What to produce → Return, verbatim and in full, the records that follow, but not their pictures.

# # # # #

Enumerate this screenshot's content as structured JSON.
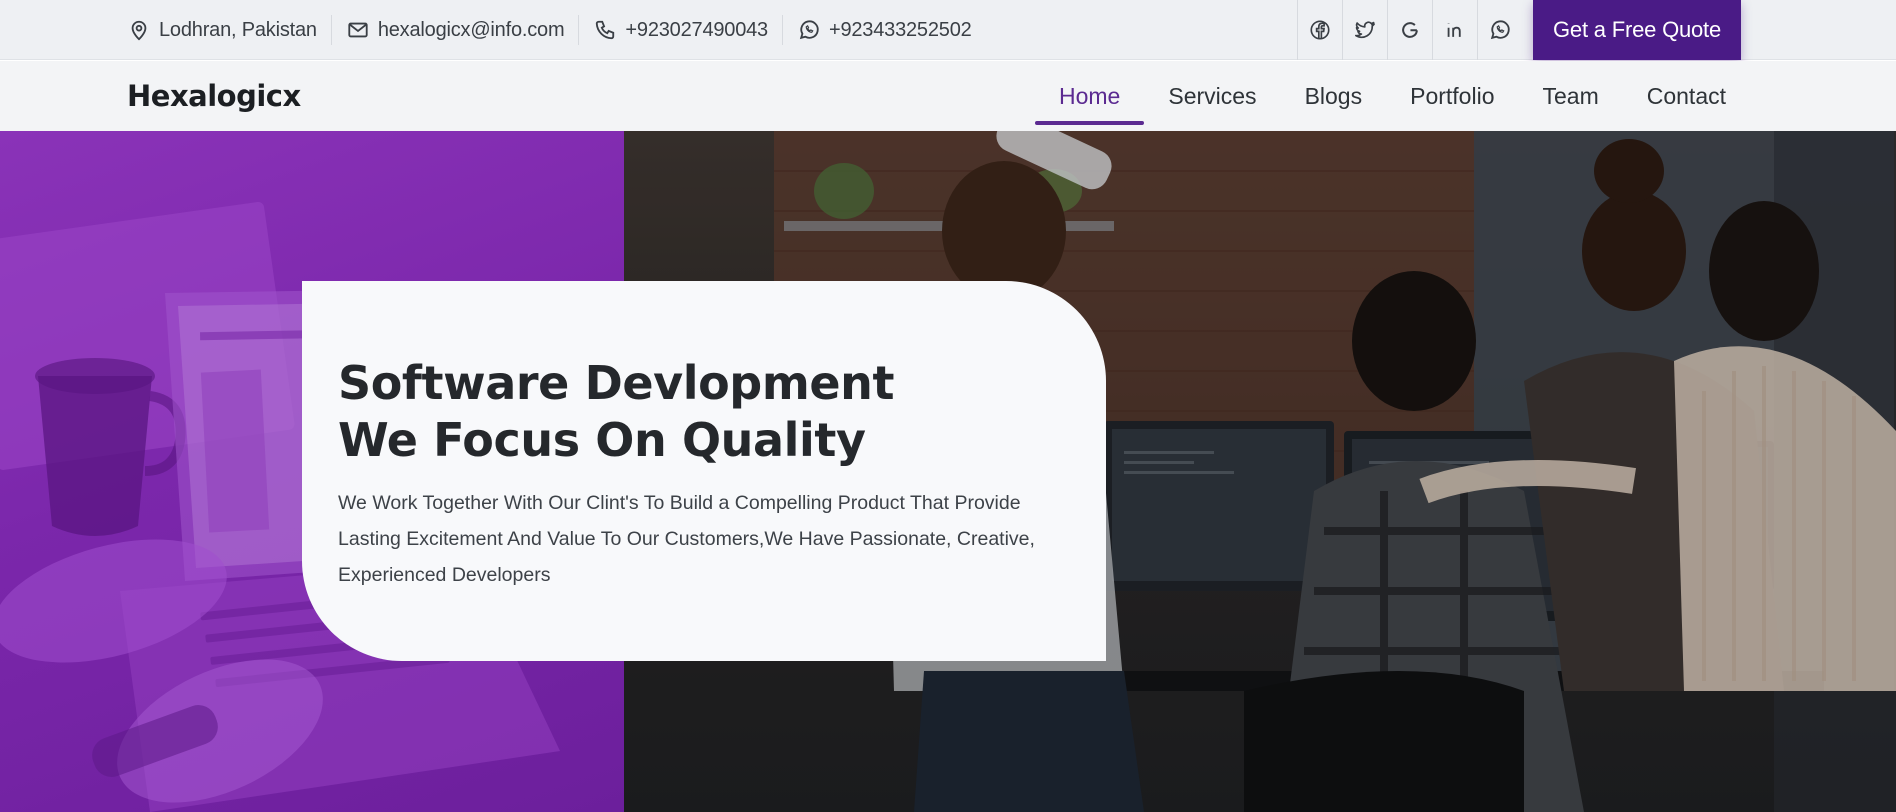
{
  "topbar": {
    "contacts": [
      {
        "icon": "map-pin-icon",
        "text": "Lodhran, Pakistan"
      },
      {
        "icon": "envelope-icon",
        "text": "hexalogicx@info.com"
      },
      {
        "icon": "phone-icon",
        "text": "+923027490043"
      },
      {
        "icon": "whatsapp-icon",
        "text": "+923433252502"
      }
    ],
    "social": [
      "facebook-icon",
      "twitter-icon",
      "google-icon",
      "linkedin-icon",
      "whatsapp-icon"
    ],
    "quote_label": "Get a Free Quote"
  },
  "nav": {
    "brand": "Hexalogicx",
    "links": [
      {
        "label": "Home",
        "active": true
      },
      {
        "label": "Services",
        "active": false
      },
      {
        "label": "Blogs",
        "active": false
      },
      {
        "label": "Portfolio",
        "active": false
      },
      {
        "label": "Team",
        "active": false
      },
      {
        "label": "Contact",
        "active": false
      }
    ]
  },
  "hero": {
    "title_line1": "Software Devlopment",
    "title_line2": "We Focus On Quality",
    "description": "We Work Together With Our Clint's To Build a Compelling Product That Provide Lasting Excitement And Value To Our Customers,We Have Passionate, Creative, Experienced Developers"
  },
  "colors": {
    "brand_purple": "#4a1b86",
    "accent_purple": "#5b2a91",
    "hero_overlay": "#7b27ab"
  }
}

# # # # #

Exercise solution →
Enumerate this screenshot's content as structured JSON.
{
  "topbar": {
    "contacts": [
      {
        "icon": "map-pin-icon",
        "text": "Lodhran, Pakistan"
      },
      {
        "icon": "envelope-icon",
        "text": "hexalogicx@info.com"
      },
      {
        "icon": "phone-icon",
        "text": "+923027490043"
      },
      {
        "icon": "whatsapp-icon",
        "text": "+923433252502"
      }
    ],
    "social": [
      "facebook-icon",
      "twitter-icon",
      "google-icon",
      "linkedin-icon",
      "whatsapp-icon"
    ],
    "quote_label": "Get a Free Quote"
  },
  "nav": {
    "brand": "Hexalogicx",
    "links": [
      {
        "label": "Home",
        "active": true
      },
      {
        "label": "Services",
        "active": false
      },
      {
        "label": "Blogs",
        "active": false
      },
      {
        "label": "Portfolio",
        "active": false
      },
      {
        "label": "Team",
        "active": false
      },
      {
        "label": "Contact",
        "active": false
      }
    ]
  },
  "hero": {
    "title_line1": "Software Devlopment",
    "title_line2": "We Focus On Quality",
    "description": "We Work Together With Our Clint's To Build a Compelling Product That Provide Lasting Excitement And Value To Our Customers,We Have Passionate, Creative, Experienced Developers"
  },
  "colors": {
    "brand_purple": "#4a1b86",
    "accent_purple": "#5b2a91",
    "hero_overlay": "#7b27ab"
  }
}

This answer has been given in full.